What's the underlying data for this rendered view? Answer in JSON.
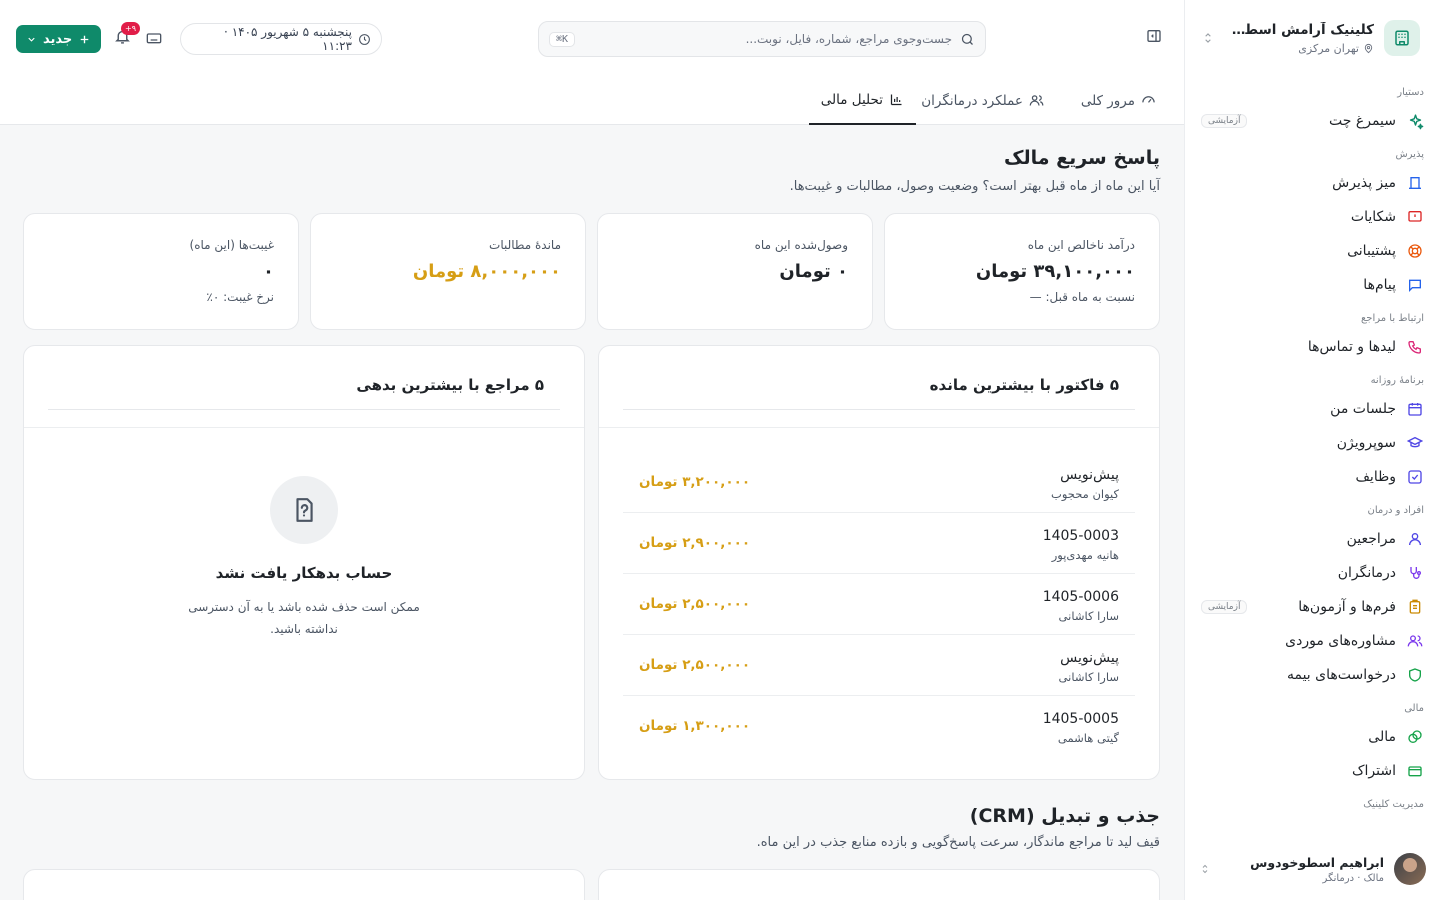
{
  "sidebar": {
    "clinic_name": "کلینیک آرامش اسطوخو...",
    "clinic_location": "تهران مرکزی",
    "groups": [
      {
        "title": "دستیار",
        "items": [
          {
            "label": "سیمرغ چت",
            "badge": "آزمایشی",
            "icon": "sparkles-icon"
          }
        ]
      },
      {
        "title": "پذیرش",
        "items": [
          {
            "label": "میز پذیرش",
            "icon": "desk-icon"
          },
          {
            "label": "شکایات",
            "icon": "alert-message-icon"
          },
          {
            "label": "پشتیبانی",
            "icon": "lifebuoy-icon"
          },
          {
            "label": "پیام‌ها",
            "icon": "message-icon"
          }
        ]
      },
      {
        "title": "ارتباط با مراجع",
        "items": [
          {
            "label": "لیدها و تماس‌ها",
            "icon": "phone-icon"
          }
        ]
      },
      {
        "title": "برنامهٔ روزانه",
        "items": [
          {
            "label": "جلسات من",
            "icon": "calendar-icon"
          },
          {
            "label": "سوپرویژن",
            "icon": "graduation-cap-icon"
          },
          {
            "label": "وظایف",
            "icon": "checkbox-icon"
          }
        ]
      },
      {
        "title": "افراد و درمان",
        "items": [
          {
            "label": "مراجعین",
            "icon": "user-icon"
          },
          {
            "label": "درمانگران",
            "icon": "stethoscope-icon"
          },
          {
            "label": "فرم‌ها و آزمون‌ها",
            "badge": "آزمایشی",
            "icon": "clipboard-icon"
          },
          {
            "label": "مشاوره‌های موردی",
            "icon": "users-icon"
          },
          {
            "label": "درخواست‌های بیمه",
            "icon": "shield-icon"
          }
        ]
      },
      {
        "title": "مالی",
        "items": [
          {
            "label": "مالی",
            "icon": "coins-icon"
          },
          {
            "label": "اشتراک",
            "icon": "credit-card-icon"
          }
        ]
      },
      {
        "title": "مدیریت کلینیک",
        "items": []
      }
    ],
    "user": {
      "name": "ابراهیم اسطوخودوس",
      "role": "مالک · درمانگر"
    }
  },
  "topbar": {
    "search_placeholder": "جست‌وجوی مراجع، شماره، فایل، نوبت...",
    "search_shortcut": "⌘K",
    "datetime": "پنجشنبه ۵ شهریور ۱۴۰۵ · ۱۱:۲۳",
    "notifications_count": "۹+",
    "new_button_label": "جدید"
  },
  "tabs": [
    {
      "label": "مرور کلی",
      "icon": "gauge-icon",
      "active": false
    },
    {
      "label": "عملکرد درمانگران",
      "icon": "users-icon",
      "active": false
    },
    {
      "label": "تحلیل مالی",
      "icon": "bar-chart-icon",
      "active": true
    }
  ],
  "owner_section": {
    "title": "پاسخ سریع مالک",
    "subtitle": "آیا این ماه از ماه قبل بهتر است؟ وضعیت وصول، مطالبات و غیبت‌ها.",
    "kpis": [
      {
        "label": "درآمد ناخالص این ماه",
        "value": "۳۹,۱۰۰,۰۰۰ تومان",
        "sub": "نسبت به ماه قبل: —",
        "tone": "normal"
      },
      {
        "label": "وصول‌شده این ماه",
        "value": "۰ تومان",
        "sub": "",
        "tone": "normal"
      },
      {
        "label": "ماندهٔ مطالبات",
        "value": "۸,۰۰۰,۰۰۰ تومان",
        "sub": "",
        "tone": "warn"
      },
      {
        "label": "غیبت‌ها (این ماه)",
        "value": "۰",
        "sub": "نرخ غیبت: ۰٪",
        "tone": "normal"
      }
    ]
  },
  "top_invoices": {
    "title": "۵ فاکتور با بیشترین مانده",
    "rows": [
      {
        "id": "پیش‌نویس",
        "client": "کیوان محجوب",
        "amount": "۳,۲۰۰,۰۰۰ تومان"
      },
      {
        "id": "1405-0003",
        "client": "هانیه مهدی‌پور",
        "amount": "۲,۹۰۰,۰۰۰ تومان"
      },
      {
        "id": "1405-0006",
        "client": "سارا کاشانی",
        "amount": "۲,۵۰۰,۰۰۰ تومان"
      },
      {
        "id": "پیش‌نویس",
        "client": "سارا کاشانی",
        "amount": "۲,۵۰۰,۰۰۰ تومان"
      },
      {
        "id": "1405-0005",
        "client": "گیتی هاشمی",
        "amount": "۱,۳۰۰,۰۰۰ تومان"
      }
    ]
  },
  "top_debtors": {
    "title": "۵ مراجع با بیشترین بدهی",
    "empty_title": "حساب بدهکار یافت نشد",
    "empty_desc": "ممکن است حذف شده باشد یا به آن دسترسی نداشته باشید."
  },
  "crm_section": {
    "title": "جذب و تبدیل (CRM)",
    "subtitle": "قیف لید تا مراجع ماندگار، سرعت پاسخ‌گویی و بازده منابع جذب در این ماه."
  },
  "colors": {
    "primary": "#0f8a6a",
    "warning": "#d69e15",
    "danger": "#e11d48"
  }
}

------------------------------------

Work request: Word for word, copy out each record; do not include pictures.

Result of this task:
What's the underlying data for this rendered view? Answer in JSON.
{
  "sidebar": {
    "clinic_name": "کلینیک آرامش اسطوخو...",
    "clinic_location": "تهران مرکزی",
    "groups": [
      {
        "title": "دستیار",
        "items": [
          {
            "label": "سیمرغ چت",
            "badge": "آزمایشی",
            "icon": "sparkles-icon"
          }
        ]
      },
      {
        "title": "پذیرش",
        "items": [
          {
            "label": "میز پذیرش",
            "icon": "desk-icon"
          },
          {
            "label": "شکایات",
            "icon": "alert-message-icon"
          },
          {
            "label": "پشتیبانی",
            "icon": "lifebuoy-icon"
          },
          {
            "label": "پیام‌ها",
            "icon": "message-icon"
          }
        ]
      },
      {
        "title": "ارتباط با مراجع",
        "items": [
          {
            "label": "لیدها و تماس‌ها",
            "icon": "phone-icon"
          }
        ]
      },
      {
        "title": "برنامهٔ روزانه",
        "items": [
          {
            "label": "جلسات من",
            "icon": "calendar-icon"
          },
          {
            "label": "سوپرویژن",
            "icon": "graduation-cap-icon"
          },
          {
            "label": "وظایف",
            "icon": "checkbox-icon"
          }
        ]
      },
      {
        "title": "افراد و درمان",
        "items": [
          {
            "label": "مراجعین",
            "icon": "user-icon"
          },
          {
            "label": "درمانگران",
            "icon": "stethoscope-icon"
          },
          {
            "label": "فرم‌ها و آزمون‌ها",
            "badge": "آزمایشی",
            "icon": "clipboard-icon"
          },
          {
            "label": "مشاوره‌های موردی",
            "icon": "users-icon"
          },
          {
            "label": "درخواست‌های بیمه",
            "icon": "shield-icon"
          }
        ]
      },
      {
        "title": "مالی",
        "items": [
          {
            "label": "مالی",
            "icon": "coins-icon"
          },
          {
            "label": "اشتراک",
            "icon": "credit-card-icon"
          }
        ]
      },
      {
        "title": "مدیریت کلینیک",
        "items": []
      }
    ],
    "user": {
      "name": "ابراهیم اسطوخودوس",
      "role": "مالک · درمانگر"
    }
  },
  "topbar": {
    "search_placeholder": "جست‌وجوی مراجع، شماره، فایل، نوبت...",
    "search_shortcut": "⌘K",
    "datetime": "پنجشنبه ۵ شهریور ۱۴۰۵ · ۱۱:۲۳",
    "notifications_count": "۹+",
    "new_button_label": "جدید"
  },
  "tabs": [
    {
      "label": "مرور کلی",
      "icon": "gauge-icon",
      "active": false
    },
    {
      "label": "عملکرد درمانگران",
      "icon": "users-icon",
      "active": false
    },
    {
      "label": "تحلیل مالی",
      "icon": "bar-chart-icon",
      "active": true
    }
  ],
  "owner_section": {
    "title": "پاسخ سریع مالک",
    "subtitle": "آیا این ماه از ماه قبل بهتر است؟ وضعیت وصول، مطالبات و غیبت‌ها.",
    "kpis": [
      {
        "label": "درآمد ناخالص این ماه",
        "value": "۳۹,۱۰۰,۰۰۰ تومان",
        "sub": "نسبت به ماه قبل: —",
        "tone": "normal"
      },
      {
        "label": "وصول‌شده این ماه",
        "value": "۰ تومان",
        "sub": "",
        "tone": "normal"
      },
      {
        "label": "ماندهٔ مطالبات",
        "value": "۸,۰۰۰,۰۰۰ تومان",
        "sub": "",
        "tone": "warn"
      },
      {
        "label": "غیبت‌ها (این ماه)",
        "value": "۰",
        "sub": "نرخ غیبت: ۰٪",
        "tone": "normal"
      }
    ]
  },
  "top_invoices": {
    "title": "۵ فاکتور با بیشترین مانده",
    "rows": [
      {
        "id": "پیش‌نویس",
        "client": "کیوان محجوب",
        "amount": "۳,۲۰۰,۰۰۰ تومان"
      },
      {
        "id": "1405-0003",
        "client": "هانیه مهدی‌پور",
        "amount": "۲,۹۰۰,۰۰۰ تومان"
      },
      {
        "id": "1405-0006",
        "client": "سارا کاشانی",
        "amount": "۲,۵۰۰,۰۰۰ تومان"
      },
      {
        "id": "پیش‌نویس",
        "client": "سارا کاشانی",
        "amount": "۲,۵۰۰,۰۰۰ تومان"
      },
      {
        "id": "1405-0005",
        "client": "گیتی هاشمی",
        "amount": "۱,۳۰۰,۰۰۰ تومان"
      }
    ]
  },
  "top_debtors": {
    "title": "۵ مراجع با بیشترین بدهی",
    "empty_title": "حساب بدهکار یافت نشد",
    "empty_desc": "ممکن است حذف شده باشد یا به آن دسترسی نداشته باشید."
  },
  "crm_section": {
    "title": "جذب و تبدیل (CRM)",
    "subtitle": "قیف لید تا مراجع ماندگار، سرعت پاسخ‌گویی و بازده منابع جذب در این ماه."
  },
  "colors": {
    "primary": "#0f8a6a",
    "warning": "#d69e15",
    "danger": "#e11d48"
  }
}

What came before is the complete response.